loaded present. Gregory Crewdson has a bunch of photos a bit like this
too but I'm not sure that I'm not more seduced by the scale and epic
film-like quality of the production here. Certainly there is an
overwhelming sense of mood. I am reminded of some of the work I've been
introduced to from the work of Michael Checkov where the actor projects
light and space with the intention of their body. Similarly some work
with a friend recently back from Min Tinaka's farm in Japan worked with
this very focused projection of oneself. I feel like these could be
very effectively linked to each other. The other reference point is of
course Bruce Nauman (and many other video artists) who filmed
themselves standing in different parts of an empty room.
This is an early photograph by Jeff Walls, where he reconstructed a bedroom following the compositional template of a painting by Delacroix (below).
these reference points I will make an artificial hotel room and explore
bringing these techniques of projection, mood and narrative together.
second part of this project will be an improvised offshoot using the
same hotel room to role-play a fantasy of what happens in a hotel.
Whenever I go into a hotel room I wonder about who has had sex in
there, there's never any evidence of it but it for some reason screams
out at me, I thought maybe this was a juvenile response to hotel rooms
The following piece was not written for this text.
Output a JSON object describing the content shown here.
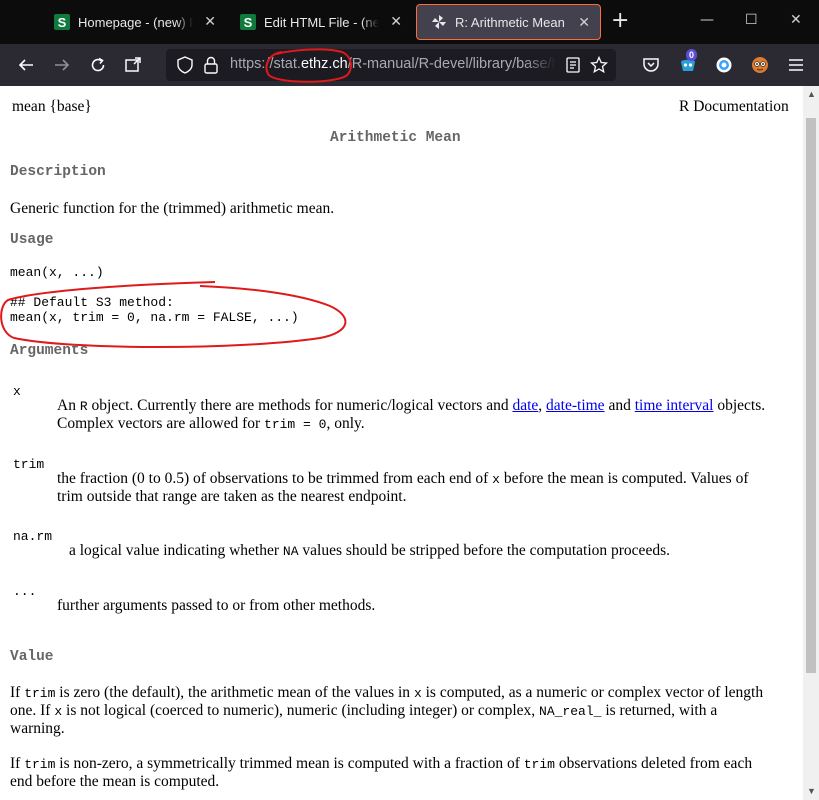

that I would get over, but now having stayed in at least a hundred
hotels (it would be interesting to try to count them one day) I still
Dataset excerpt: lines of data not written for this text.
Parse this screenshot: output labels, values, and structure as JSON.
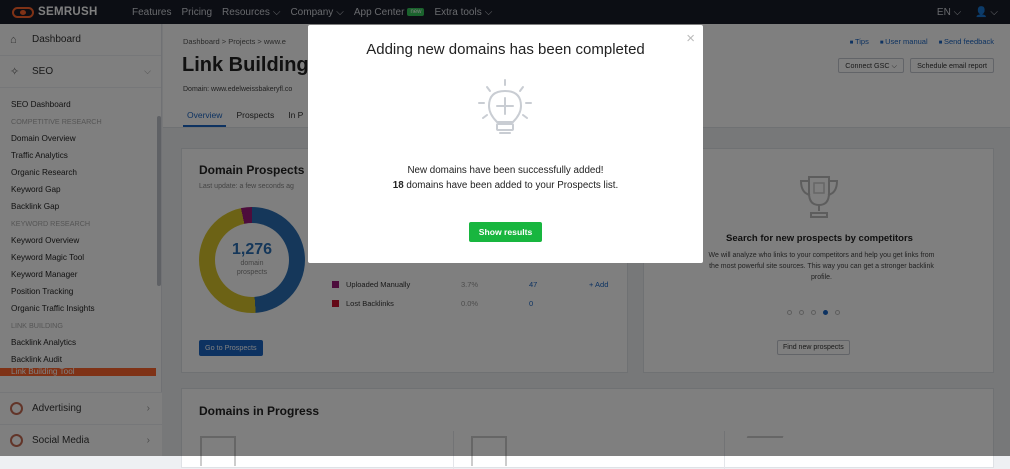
{
  "topbar": {
    "brand": "SEMRUSH",
    "nav": [
      "Features",
      "Pricing",
      "Resources",
      "Company",
      "App Center",
      "Extra tools"
    ],
    "new_badge": "new",
    "lang": "EN"
  },
  "sidebar": {
    "dashboard": "Dashboard",
    "seo": "SEO",
    "items": [
      {
        "type": "item",
        "label": "SEO Dashboard"
      },
      {
        "type": "cat",
        "label": "COMPETITIVE RESEARCH"
      },
      {
        "type": "item",
        "label": "Domain Overview"
      },
      {
        "type": "item",
        "label": "Traffic Analytics"
      },
      {
        "type": "item",
        "label": "Organic Research"
      },
      {
        "type": "item",
        "label": "Keyword Gap"
      },
      {
        "type": "item",
        "label": "Backlink Gap"
      },
      {
        "type": "cat",
        "label": "KEYWORD RESEARCH"
      },
      {
        "type": "item",
        "label": "Keyword Overview"
      },
      {
        "type": "item",
        "label": "Keyword Magic Tool"
      },
      {
        "type": "item",
        "label": "Keyword Manager"
      },
      {
        "type": "item",
        "label": "Position Tracking"
      },
      {
        "type": "item",
        "label": "Organic Traffic Insights"
      },
      {
        "type": "cat",
        "label": "LINK BUILDING"
      },
      {
        "type": "item",
        "label": "Backlink Analytics"
      },
      {
        "type": "item",
        "label": "Backlink Audit"
      }
    ],
    "active_item": "Link Building Tool",
    "advertising": "Advertising",
    "social_media": "Social Media"
  },
  "header": {
    "breadcrumb": "Dashboard  >  Projects  >  www.e",
    "title": "Link Building",
    "domain": "Domain: www.edelweissbakeryfl.co",
    "tabs": [
      "Overview",
      "Prospects",
      "In P"
    ],
    "links": [
      "Tips",
      "User manual",
      "Send feedback"
    ],
    "connect_gsc": "Connect GSC",
    "schedule_email": "Schedule email report"
  },
  "prospects_card": {
    "title": "Domain Prospects",
    "subtitle": "Last update: a few seconds ag",
    "total": "1,276",
    "total_label_1": "domain",
    "total_label_2": "prospects",
    "legend": [
      {
        "name": "Uploaded Manually",
        "pct": "3.7%",
        "count": "47",
        "add": "+ Add",
        "color": "#9b1b78"
      },
      {
        "name": "Lost Backlinks",
        "pct": "0.0%",
        "count": "0",
        "add": "",
        "color": "#c8102e"
      }
    ],
    "goto_button": "Go to Prospects"
  },
  "search_card": {
    "title": "Search for new prospects by competitors",
    "text": "We will analyze who links to your competitors and help you get links from the most powerful site sources. This way you can get a stronger backlink profile.",
    "active_dot": 3,
    "find_button": "Find new prospects"
  },
  "progress_card": {
    "title": "Domains in Progress"
  },
  "modal": {
    "title": "Adding new domains has been completed",
    "line1": "New domains have been successfully added!",
    "count": "18",
    "line2_rest": " domains have been added to your Prospects list.",
    "button": "Show results",
    "close": "×"
  },
  "colors": {
    "accent": "#ff642d",
    "primary_blue": "#1a65c3",
    "success_green": "#18b63f"
  }
}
haven't grown out of it. So this part of the project will take an
illicit meeting of two strangers from a well known movie and will be
played out by as many different people as I can co-opt into playing the
parts. I will have costumes and wigs and the original scene on hand for
the players to use and then it will be entirely up to them to play it
out. I'm still looking for the scene to use, I had wanted to use Blue
Velvet but there is a problem with the third character being stuck in
the cupboard and also the blatant misogyny might not hold the same
interest for women to play. I'm reading a book called Living Dolls, The
Return of Sexism at the moment and while I don't think David Lynch is
reinforcing sexual stereotypes, it's hard to ignore that the scene in
Blue Velvet is all about victimisation.
Cindy Sherman from her Untitled Film series in the 70s. She plays a film actress with all the photographic support but with a complicit knowledge from the viewer.
Sophie Calle, the ultimate snoop. She photographs a series of hotel rooms, posing as a hotel cleaner, which allows her access to the room when the guest is not around. She documents through their absence a kind of portrait of each guest. I am very compelled by the work of Sophie Calle that I have seen, she thoroughly mixes the personal with the public.